[WHAT THE TASK ASKS] Take each line in the entries below that holds "true" and show it.
------ SUPPLIED INFORMATION ------
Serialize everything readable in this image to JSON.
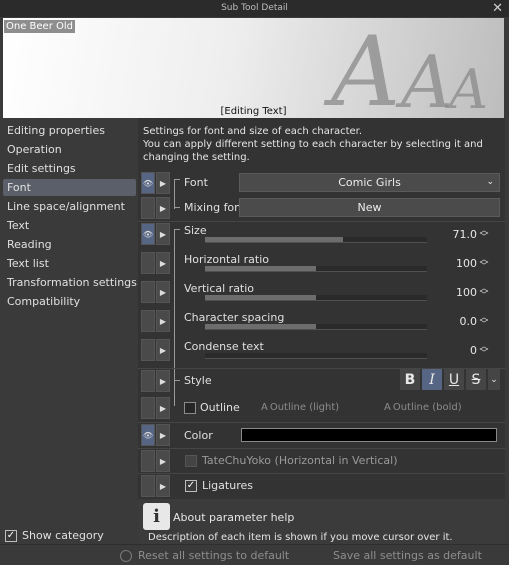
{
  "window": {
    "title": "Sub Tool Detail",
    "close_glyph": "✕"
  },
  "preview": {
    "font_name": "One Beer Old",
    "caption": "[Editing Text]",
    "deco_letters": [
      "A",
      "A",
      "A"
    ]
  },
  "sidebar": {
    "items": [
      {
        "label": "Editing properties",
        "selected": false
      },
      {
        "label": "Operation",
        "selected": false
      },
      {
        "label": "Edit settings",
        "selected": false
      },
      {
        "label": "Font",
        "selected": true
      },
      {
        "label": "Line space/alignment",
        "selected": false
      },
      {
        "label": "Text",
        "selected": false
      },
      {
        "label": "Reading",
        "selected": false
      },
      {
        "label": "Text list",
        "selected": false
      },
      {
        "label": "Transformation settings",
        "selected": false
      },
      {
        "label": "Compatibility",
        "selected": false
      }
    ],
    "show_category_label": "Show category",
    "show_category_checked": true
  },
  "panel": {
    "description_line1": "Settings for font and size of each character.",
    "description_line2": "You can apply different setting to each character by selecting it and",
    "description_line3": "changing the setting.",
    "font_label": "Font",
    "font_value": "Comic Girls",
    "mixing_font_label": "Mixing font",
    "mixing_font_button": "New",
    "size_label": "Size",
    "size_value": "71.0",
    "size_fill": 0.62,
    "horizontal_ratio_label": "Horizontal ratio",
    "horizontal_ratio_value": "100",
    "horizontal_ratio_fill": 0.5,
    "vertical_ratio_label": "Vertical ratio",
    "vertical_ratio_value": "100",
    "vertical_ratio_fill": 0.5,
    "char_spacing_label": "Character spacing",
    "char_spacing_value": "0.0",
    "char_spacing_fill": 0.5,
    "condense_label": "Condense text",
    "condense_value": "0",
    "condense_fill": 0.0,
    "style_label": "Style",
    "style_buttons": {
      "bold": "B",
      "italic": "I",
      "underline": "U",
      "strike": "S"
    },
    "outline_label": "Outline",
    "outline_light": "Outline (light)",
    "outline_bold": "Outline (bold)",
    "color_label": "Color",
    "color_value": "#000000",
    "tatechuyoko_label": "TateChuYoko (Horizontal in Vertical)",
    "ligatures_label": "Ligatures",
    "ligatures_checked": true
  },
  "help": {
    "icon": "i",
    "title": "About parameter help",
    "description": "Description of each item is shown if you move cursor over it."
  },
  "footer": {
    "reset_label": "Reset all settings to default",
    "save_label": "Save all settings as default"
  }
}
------
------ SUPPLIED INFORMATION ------
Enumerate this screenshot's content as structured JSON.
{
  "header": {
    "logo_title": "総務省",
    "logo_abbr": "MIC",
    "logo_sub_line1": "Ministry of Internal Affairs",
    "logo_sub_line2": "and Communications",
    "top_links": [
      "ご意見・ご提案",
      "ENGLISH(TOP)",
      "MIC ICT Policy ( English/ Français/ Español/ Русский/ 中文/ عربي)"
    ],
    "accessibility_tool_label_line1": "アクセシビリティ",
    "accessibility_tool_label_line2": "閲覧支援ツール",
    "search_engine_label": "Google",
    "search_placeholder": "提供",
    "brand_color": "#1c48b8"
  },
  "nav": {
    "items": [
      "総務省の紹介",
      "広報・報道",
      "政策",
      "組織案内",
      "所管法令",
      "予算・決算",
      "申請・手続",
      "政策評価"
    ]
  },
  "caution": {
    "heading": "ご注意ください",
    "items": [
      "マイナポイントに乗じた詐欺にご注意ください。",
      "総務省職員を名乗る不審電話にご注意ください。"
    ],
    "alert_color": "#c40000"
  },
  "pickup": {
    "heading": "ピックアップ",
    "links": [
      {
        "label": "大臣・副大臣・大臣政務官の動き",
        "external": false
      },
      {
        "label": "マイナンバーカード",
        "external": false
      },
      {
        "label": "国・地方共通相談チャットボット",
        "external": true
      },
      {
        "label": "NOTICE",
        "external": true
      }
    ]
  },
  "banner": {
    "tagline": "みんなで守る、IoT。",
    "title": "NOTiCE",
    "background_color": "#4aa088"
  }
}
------
[RESPONSE TO THIS TASK]
        "selected": true
    "show_category_checked": true
    "ligatures_checked": true
        "external": true
        "external": true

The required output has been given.